The law requires that the construction manager at risk provide a performance and payment bond.

While the facilities committee was busy with its review, commissioners were scheduling a public hearing for June 3 at 9:15 a.m. on their school financing plan. The hearing will be held in their meeting room on the fourth floor of the county courthouse annex.

Commissioner plan to use certificates of participation -- similar to a bond, but which does not require a public vote -- or a similar financing method.

Certificates of participation are not backed by the government's taxing power and are basically a mortgage on the project they are funding. The land and buildings are used as collateral. While a public vote is not required, a public hearing is.

"It is the issuance of the debt for the two new middle schools," Interim County Manager George Wood told commissioners. "You will see in there a higher number than what we have doing on the projections. The reason for that is that you want to make sure that you have got it covered. You don't have the bids yet. The schools will be getting the bids shortly.

"So the bond counsel and Davenport (the county's financial advisers) recommend the higher number. So I don't want anybody to get excited. You are only going to issue what you need.
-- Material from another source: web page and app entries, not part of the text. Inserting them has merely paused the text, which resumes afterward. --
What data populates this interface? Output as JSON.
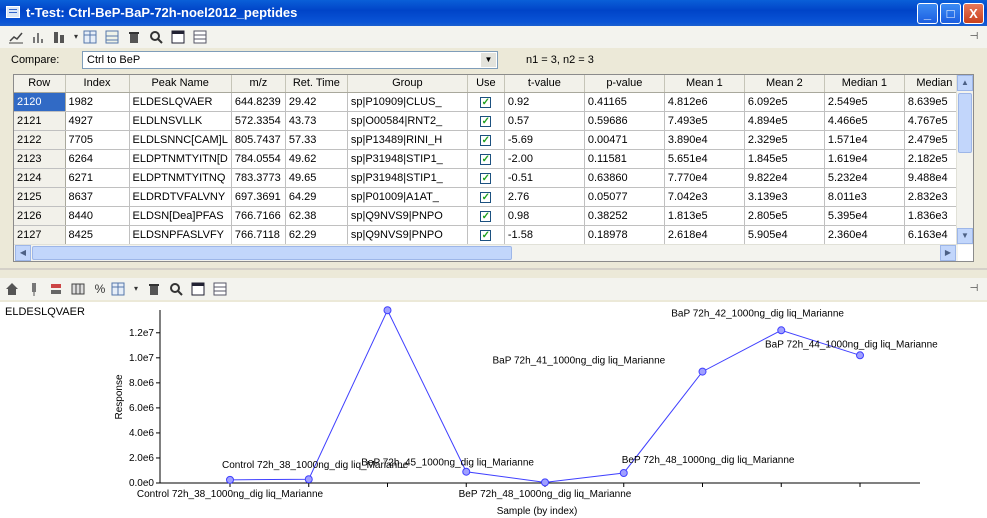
{
  "window": {
    "title": "t-Test: Ctrl-BeP-BaP-72h-noel2012_peptides",
    "minimize": "_",
    "maximize": "□",
    "close": "X"
  },
  "compare": {
    "label": "Compare:",
    "value": "Ctrl to BeP",
    "n_text": "n1 = 3, n2 = 3"
  },
  "table": {
    "headers": [
      "Row",
      "Index",
      "Peak Name",
      "m/z",
      "Ret. Time",
      "Group",
      "Use",
      "t-value",
      "p-value",
      "Mean 1",
      "Mean 2",
      "Median 1",
      "Median"
    ],
    "rows": [
      [
        "2120",
        "1982",
        "ELDESLQVAER",
        "644.8239",
        "29.42",
        "sp|P10909|CLUS_",
        "✓",
        "0.92",
        "0.41165",
        "4.812e6",
        "6.092e5",
        "2.549e5",
        "8.639e5"
      ],
      [
        "2121",
        "4927",
        "ELDLNSVLLK",
        "572.3354",
        "43.73",
        "sp|O00584|RNT2_",
        "✓",
        "0.57",
        "0.59686",
        "7.493e5",
        "4.894e5",
        "4.466e5",
        "4.767e5"
      ],
      [
        "2122",
        "7705",
        "ELDLSNNC[CAM]L",
        "805.7437",
        "57.33",
        "sp|P13489|RINI_H",
        "✓",
        "-5.69",
        "0.00471",
        "3.890e4",
        "2.329e5",
        "1.571e4",
        "2.479e5"
      ],
      [
        "2123",
        "6264",
        "ELDPTNMTYITN[D",
        "784.0554",
        "49.62",
        "sp|P31948|STIP1_",
        "✓",
        "-2.00",
        "0.11581",
        "5.651e4",
        "1.845e5",
        "1.619e4",
        "2.182e5"
      ],
      [
        "2124",
        "6271",
        "ELDPTNMTYITNQ",
        "783.3773",
        "49.65",
        "sp|P31948|STIP1_",
        "✓",
        "-0.51",
        "0.63860",
        "7.770e4",
        "9.822e4",
        "5.232e4",
        "9.488e4"
      ],
      [
        "2125",
        "8637",
        "ELDRDTVFALVNY",
        "697.3691",
        "64.29",
        "sp|P01009|A1AT_",
        "✓",
        "2.76",
        "0.05077",
        "7.042e3",
        "3.139e3",
        "8.011e3",
        "2.832e3"
      ],
      [
        "2126",
        "8440",
        "ELDSN[Dea]PFAS",
        "766.7166",
        "62.38",
        "sp|Q9NVS9|PNPO",
        "✓",
        "0.98",
        "0.38252",
        "1.813e5",
        "2.805e5",
        "5.395e4",
        "1.836e3"
      ],
      [
        "2127",
        "8425",
        "ELDSNPFASLVFY",
        "766.7118",
        "62.29",
        "sp|Q9NVS9|PNPO",
        "✓",
        "-1.58",
        "0.18978",
        "2.618e4",
        "5.905e4",
        "2.360e4",
        "6.163e4"
      ]
    ]
  },
  "chart_data": {
    "type": "line",
    "title": "ELDESLQVAER",
    "xlabel": "Sample (by index)",
    "ylabel": "Response",
    "yticks": [
      "0.0e0",
      "2.0e6",
      "4.0e6",
      "6.0e6",
      "8.0e6",
      "1.0e7",
      "1.2e7"
    ],
    "ylim": [
      0,
      13500000.0
    ],
    "x_tick_labels": [
      "Control 72h_38_1000ng_dig liq_Marianne",
      "BeP 72h_48_1000ng_dig liq_Marianne"
    ],
    "series": [
      {
        "color": "#4040ff",
        "values": [
          250000,
          300000,
          13800000,
          900000,
          50000,
          800000,
          8900000,
          12200000,
          10200000
        ]
      }
    ],
    "annotations": [
      "Control 72h_39_1000ng_dig liq_Marianne",
      "Control 72h_38_1000ng_dig liq_Marianne",
      "BeP 72h_45_1000ng_dig liq_Marianne",
      "BeP 72h_48_1000ng_dig liq_Marianne",
      "BaP 72h_41_1000ng_dig liq_Marianne",
      "BaP 72h_42_1000ng_dig liq_Marianne",
      "BaP 72h_44_1000ng_dig liq_Marianne"
    ],
    "grid": false
  }
}
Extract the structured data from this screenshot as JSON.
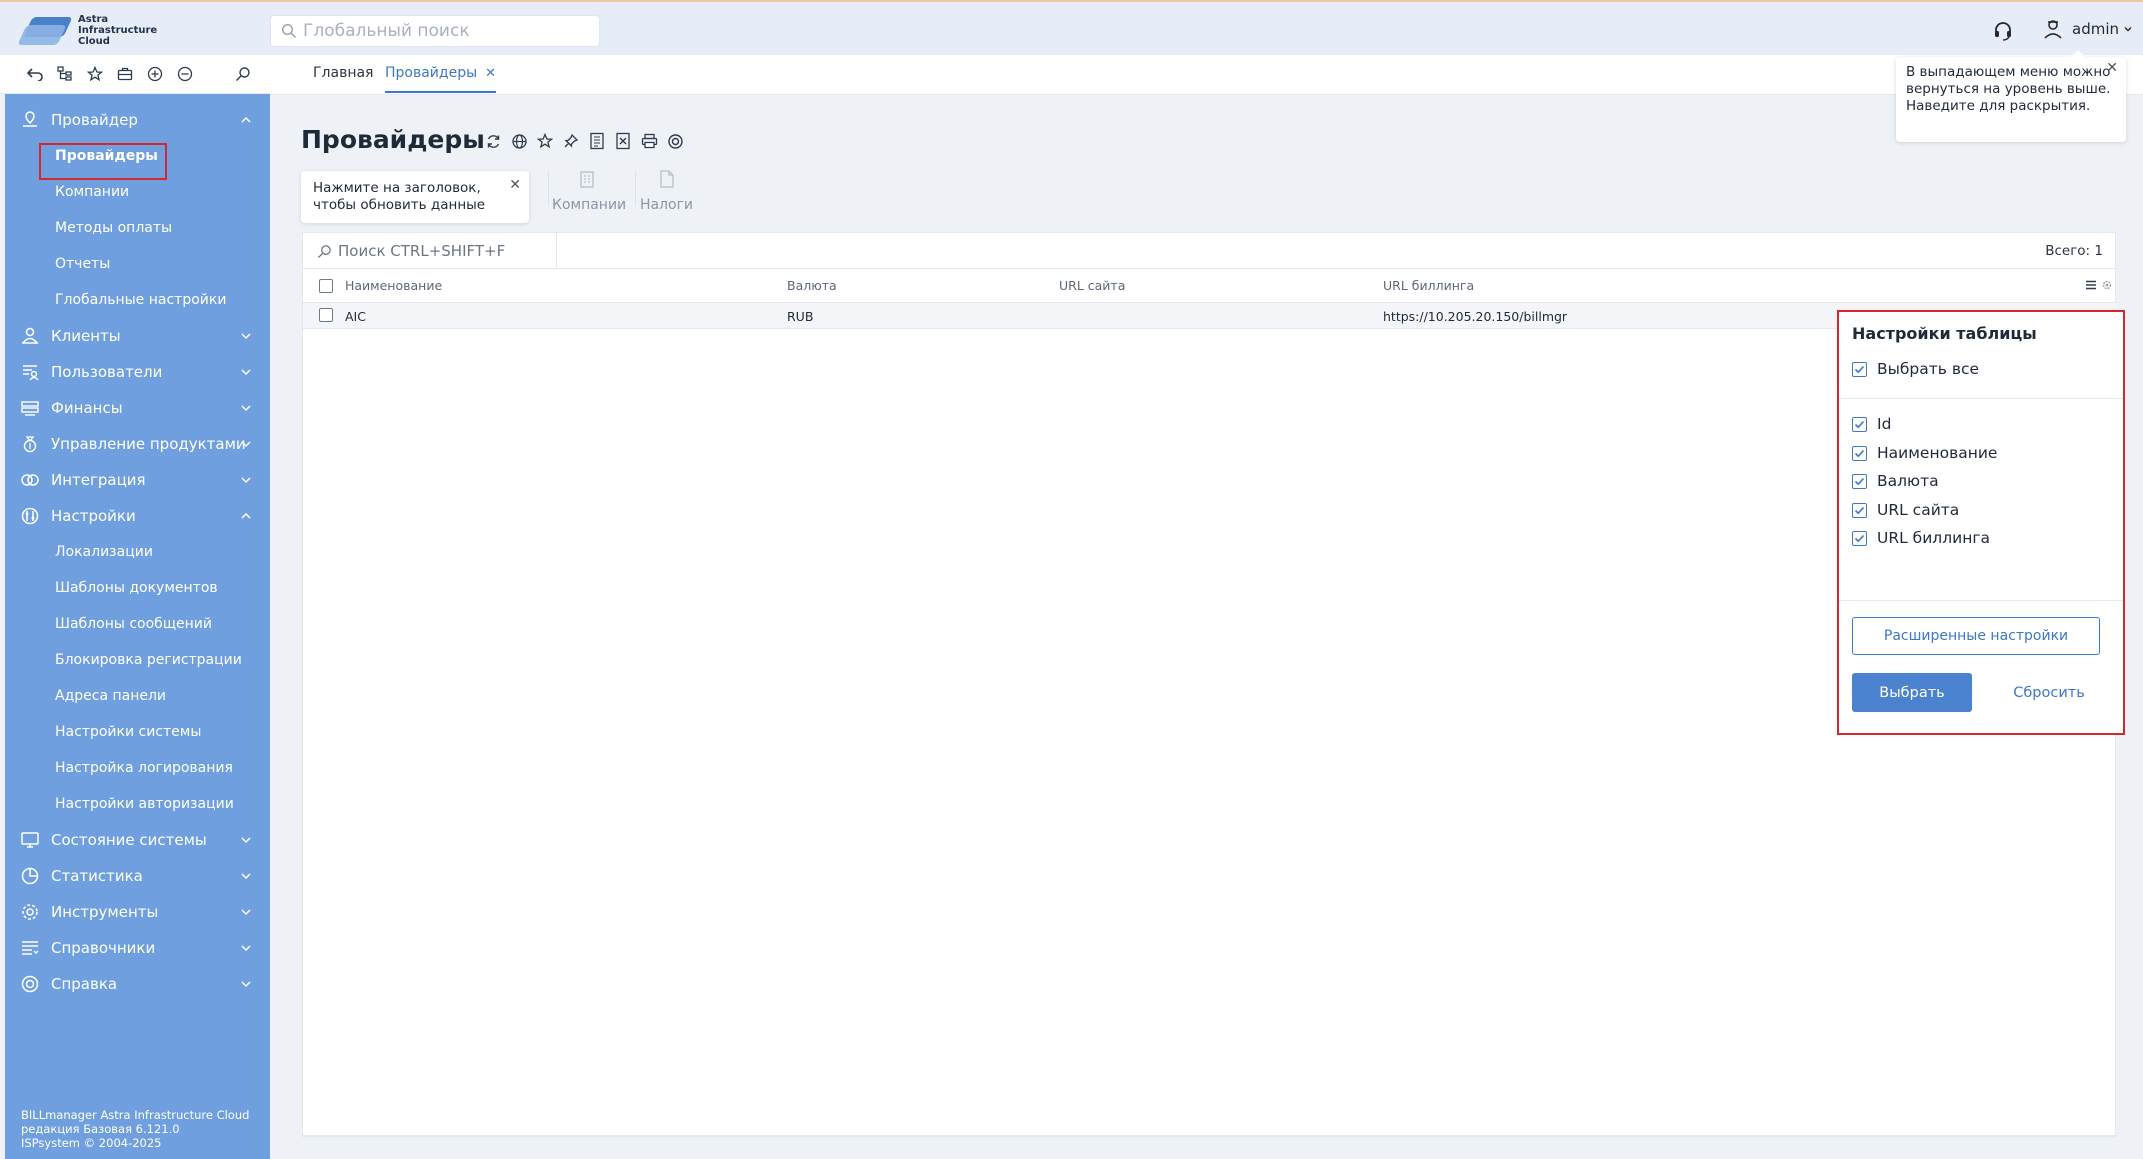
{
  "app": {
    "logo_text": "Astra\nInfrastructure\nCloud",
    "search_placeholder": "Глобальный поиск",
    "user_name": "admin"
  },
  "tabs": {
    "home": "Главная",
    "providers": "Провайдеры",
    "close_glyph": "✕"
  },
  "sidebar": {
    "groups": [
      {
        "label": "Провайдер",
        "icon": "provider-icon",
        "expanded": true,
        "items": [
          "Провайдеры",
          "Компании",
          "Методы оплаты",
          "Отчеты",
          "Глобальные настройки"
        ]
      },
      {
        "label": "Клиенты",
        "icon": "clients-icon",
        "expanded": false
      },
      {
        "label": "Пользователи",
        "icon": "users-icon",
        "expanded": false
      },
      {
        "label": "Финансы",
        "icon": "finance-icon",
        "expanded": false
      },
      {
        "label": "Управление продуктами",
        "icon": "products-icon",
        "expanded": false
      },
      {
        "label": "Интеграция",
        "icon": "integration-icon",
        "expanded": false
      },
      {
        "label": "Настройки",
        "icon": "settings-icon",
        "expanded": true,
        "items": [
          "Локализации",
          "Шаблоны документов",
          "Шаблоны сообщений",
          "Блокировка регистрации",
          "Адреса панели",
          "Настройки системы",
          "Настройка логирования",
          "Настройки авторизации"
        ]
      },
      {
        "label": "Состояние системы",
        "icon": "monitor-icon",
        "expanded": false
      },
      {
        "label": "Статистика",
        "icon": "statistics-icon",
        "expanded": false
      },
      {
        "label": "Инструменты",
        "icon": "tools-icon",
        "expanded": false
      },
      {
        "label": "Справочники",
        "icon": "directories-icon",
        "expanded": false
      },
      {
        "label": "Справка",
        "icon": "help-icon",
        "expanded": false
      }
    ],
    "footer": [
      "BILLmanager Astra Infrastructure Cloud",
      "редакция Базовая 6.121.0",
      "ISPsystem © 2004-2025"
    ]
  },
  "page": {
    "title": "Провайдеры",
    "hint_left": "Нажмите на заголовок, чтобы обновить данные",
    "actions": {
      "companies": "Компании",
      "taxes": "Налоги"
    },
    "hint_right": "В выпадающем меню можно вернуться на уровень выше. Наведите для раскрытия."
  },
  "table": {
    "search_placeholder": "Поиск CTRL+SHIFT+F",
    "total": "Всего: 1",
    "columns": [
      "Наименование",
      "Валюта",
      "URL сайта",
      "URL биллинга"
    ],
    "rows": [
      {
        "name": "AIC",
        "currency": "RUB",
        "site_url": "",
        "billing_url": "https://10.205.20.150/billmgr"
      }
    ]
  },
  "table_settings": {
    "title": "Настройки таблицы",
    "select_all": "Выбрать все",
    "columns": [
      "Id",
      "Наименование",
      "Валюта",
      "URL сайта",
      "URL биллинга"
    ],
    "advanced_button": "Расширенные настройки",
    "select_button": "Выбрать",
    "reset_button": "Сбросить"
  }
}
But you don't want to start a bond process and then find out that you are short."

Wood said the number is $41 million or about $5 million higher than the approximately $37 million that has been previously discussed.

School board member Eddie Radford, who chairs the facilities committee, said he was pleased with the quality of the companies that replied to the request for qualifications.

"We are trying to get something going because we want to get these schools on the way as fast as we can," Radford said. "We have worked on it quite a bit, worked on it hard, and we would just like to see it started as soon as we could.

"Ironically, we were close on all of them. What we did, we had a little scale that we looked at. We looked to see what each item was and if the company provided that item we were looking for.

"We are wanting to start as quick as we can," Radford said. "We are wanting to get these schools built. We would certainly like to get the kids into these new schools. We are really looking forward to starting them.

"We certainly appreciate everything that the commissioners have done for us even though we have not agreed with everything they have done. But it seems right now that we are not only well on our way to getting started, but being completed by the date that we are looking for."

The county hopes to open the schools in August 2015.